WORK INSTRUCTION: Give the listing again exactly, omitting its images.

++++++++++++++++++++

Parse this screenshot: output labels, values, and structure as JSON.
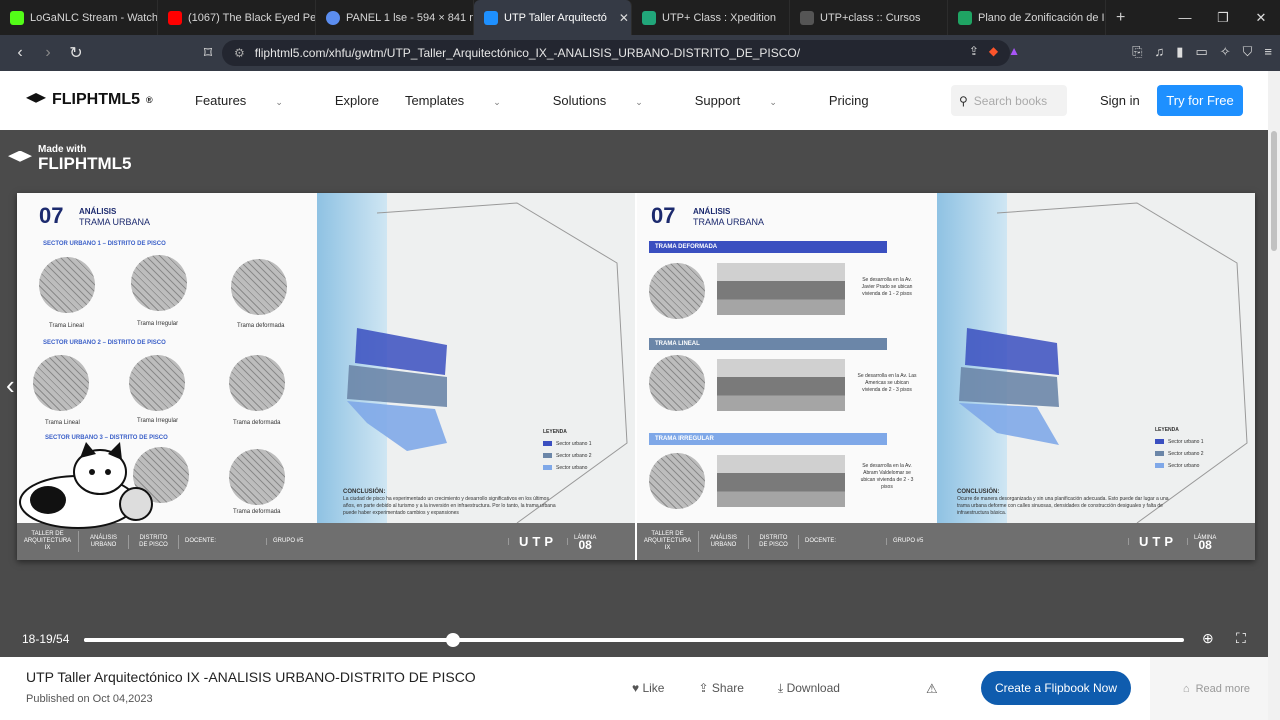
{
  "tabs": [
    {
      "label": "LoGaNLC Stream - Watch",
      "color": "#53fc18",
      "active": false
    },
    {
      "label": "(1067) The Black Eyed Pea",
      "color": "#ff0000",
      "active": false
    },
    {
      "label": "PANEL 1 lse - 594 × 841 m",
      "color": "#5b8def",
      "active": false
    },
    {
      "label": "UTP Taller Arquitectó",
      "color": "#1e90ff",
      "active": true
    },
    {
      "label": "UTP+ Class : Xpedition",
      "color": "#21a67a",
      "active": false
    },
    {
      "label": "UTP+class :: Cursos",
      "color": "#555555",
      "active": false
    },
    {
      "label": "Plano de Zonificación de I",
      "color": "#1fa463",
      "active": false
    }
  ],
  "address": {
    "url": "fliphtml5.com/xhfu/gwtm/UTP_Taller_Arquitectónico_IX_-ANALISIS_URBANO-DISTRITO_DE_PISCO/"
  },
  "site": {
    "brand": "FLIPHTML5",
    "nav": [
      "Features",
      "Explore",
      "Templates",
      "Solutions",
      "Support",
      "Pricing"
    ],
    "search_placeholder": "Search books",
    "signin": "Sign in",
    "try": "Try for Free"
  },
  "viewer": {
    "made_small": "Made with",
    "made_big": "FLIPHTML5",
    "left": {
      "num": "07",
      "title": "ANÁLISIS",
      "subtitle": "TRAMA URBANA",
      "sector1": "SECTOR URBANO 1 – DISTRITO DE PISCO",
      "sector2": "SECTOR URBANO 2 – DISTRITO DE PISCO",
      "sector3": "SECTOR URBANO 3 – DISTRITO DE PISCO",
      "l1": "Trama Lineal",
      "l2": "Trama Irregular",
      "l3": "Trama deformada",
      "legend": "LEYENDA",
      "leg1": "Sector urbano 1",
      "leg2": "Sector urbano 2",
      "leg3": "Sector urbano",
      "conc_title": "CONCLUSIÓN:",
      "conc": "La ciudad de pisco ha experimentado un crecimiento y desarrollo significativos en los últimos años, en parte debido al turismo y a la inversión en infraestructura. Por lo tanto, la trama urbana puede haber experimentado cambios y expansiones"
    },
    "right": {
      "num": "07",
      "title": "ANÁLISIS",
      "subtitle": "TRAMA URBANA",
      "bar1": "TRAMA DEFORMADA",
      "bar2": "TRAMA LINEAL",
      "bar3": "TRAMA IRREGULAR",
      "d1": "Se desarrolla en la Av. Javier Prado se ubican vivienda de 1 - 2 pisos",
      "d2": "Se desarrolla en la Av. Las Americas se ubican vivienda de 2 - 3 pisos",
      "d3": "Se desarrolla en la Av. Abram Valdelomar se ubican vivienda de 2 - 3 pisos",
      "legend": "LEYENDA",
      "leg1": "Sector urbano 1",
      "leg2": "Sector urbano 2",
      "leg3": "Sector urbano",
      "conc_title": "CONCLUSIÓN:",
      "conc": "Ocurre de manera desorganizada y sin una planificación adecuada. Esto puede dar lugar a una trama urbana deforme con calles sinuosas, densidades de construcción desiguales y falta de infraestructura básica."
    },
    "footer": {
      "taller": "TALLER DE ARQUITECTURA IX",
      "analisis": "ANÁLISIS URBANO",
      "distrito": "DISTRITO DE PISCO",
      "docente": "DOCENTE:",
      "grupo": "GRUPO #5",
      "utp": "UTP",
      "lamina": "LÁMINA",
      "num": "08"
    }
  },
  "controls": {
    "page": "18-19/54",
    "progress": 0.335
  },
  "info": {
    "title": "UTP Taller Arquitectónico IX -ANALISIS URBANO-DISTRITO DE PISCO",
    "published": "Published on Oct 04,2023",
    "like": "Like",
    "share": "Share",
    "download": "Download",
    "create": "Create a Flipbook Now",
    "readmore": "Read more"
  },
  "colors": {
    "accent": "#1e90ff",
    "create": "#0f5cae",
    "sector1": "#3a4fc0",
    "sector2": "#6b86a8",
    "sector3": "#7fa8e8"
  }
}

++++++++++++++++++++

SOLUTION TO THIS PROBLEM:
Parse this screenshot: output labels, values, and structure as JSON.
{
  "tabs": [
    {
      "label": "LoGaNLC Stream - Watch",
      "color": "#53fc18",
      "active": false
    },
    {
      "label": "(1067) The Black Eyed Pea",
      "color": "#ff0000",
      "active": false
    },
    {
      "label": "PANEL 1 lse - 594 × 841 m",
      "color": "#5b8def",
      "active": false
    },
    {
      "label": "UTP Taller Arquitectó",
      "color": "#1e90ff",
      "active": true
    },
    {
      "label": "UTP+ Class : Xpedition",
      "color": "#21a67a",
      "active": false
    },
    {
      "label": "UTP+class :: Cursos",
      "color": "#555555",
      "active": false
    },
    {
      "label": "Plano de Zonificación de I",
      "color": "#1fa463",
      "active": false
    }
  ],
  "address": {
    "url": "fliphtml5.com/xhfu/gwtm/UTP_Taller_Arquitectónico_IX_-ANALISIS_URBANO-DISTRITO_DE_PISCO/"
  },
  "site": {
    "brand": "FLIPHTML5",
    "nav": [
      "Features",
      "Explore",
      "Templates",
      "Solutions",
      "Support",
      "Pricing"
    ],
    "search_placeholder": "Search books",
    "signin": "Sign in",
    "try": "Try for Free"
  },
  "viewer": {
    "made_small": "Made with",
    "made_big": "FLIPHTML5",
    "left": {
      "num": "07",
      "title": "ANÁLISIS",
      "subtitle": "TRAMA URBANA",
      "sector1": "SECTOR URBANO 1 – DISTRITO DE PISCO",
      "sector2": "SECTOR URBANO 2 – DISTRITO DE PISCO",
      "sector3": "SECTOR URBANO 3 – DISTRITO DE PISCO",
      "l1": "Trama Lineal",
      "l2": "Trama Irregular",
      "l3": "Trama deformada",
      "legend": "LEYENDA",
      "leg1": "Sector urbano 1",
      "leg2": "Sector urbano 2",
      "leg3": "Sector urbano",
      "conc_title": "CONCLUSIÓN:",
      "conc": "La ciudad de pisco ha experimentado un crecimiento y desarrollo significativos en los últimos años, en parte debido al turismo y a la inversión en infraestructura. Por lo tanto, la trama urbana puede haber experimentado cambios y expansiones"
    },
    "right": {
      "num": "07",
      "title": "ANÁLISIS",
      "subtitle": "TRAMA URBANA",
      "bar1": "TRAMA DEFORMADA",
      "bar2": "TRAMA LINEAL",
      "bar3": "TRAMA IRREGULAR",
      "d1": "Se desarrolla en la Av. Javier Prado se ubican vivienda de 1 - 2 pisos",
      "d2": "Se desarrolla en la Av. Las Americas se ubican vivienda de 2 - 3 pisos",
      "d3": "Se desarrolla en la Av. Abram Valdelomar se ubican vivienda de 2 - 3 pisos",
      "legend": "LEYENDA",
      "leg1": "Sector urbano 1",
      "leg2": "Sector urbano 2",
      "leg3": "Sector urbano",
      "conc_title": "CONCLUSIÓN:",
      "conc": "Ocurre de manera desorganizada y sin una planificación adecuada. Esto puede dar lugar a una trama urbana deforme con calles sinuosas, densidades de construcción desiguales y falta de infraestructura básica."
    },
    "footer": {
      "taller": "TALLER DE ARQUITECTURA IX",
      "analisis": "ANÁLISIS URBANO",
      "distrito": "DISTRITO DE PISCO",
      "docente": "DOCENTE:",
      "grupo": "GRUPO #5",
      "utp": "UTP",
      "lamina": "LÁMINA",
      "num": "08"
    }
  },
  "controls": {
    "page": "18-19/54",
    "progress": 0.335
  },
  "info": {
    "title": "UTP Taller Arquitectónico IX -ANALISIS URBANO-DISTRITO DE PISCO",
    "published": "Published on Oct 04,2023",
    "like": "Like",
    "share": "Share",
    "download": "Download",
    "create": "Create a Flipbook Now",
    "readmore": "Read more"
  },
  "colors": {
    "accent": "#1e90ff",
    "create": "#0f5cae",
    "sector1": "#3a4fc0",
    "sector2": "#6b86a8",
    "sector3": "#7fa8e8"
  }
}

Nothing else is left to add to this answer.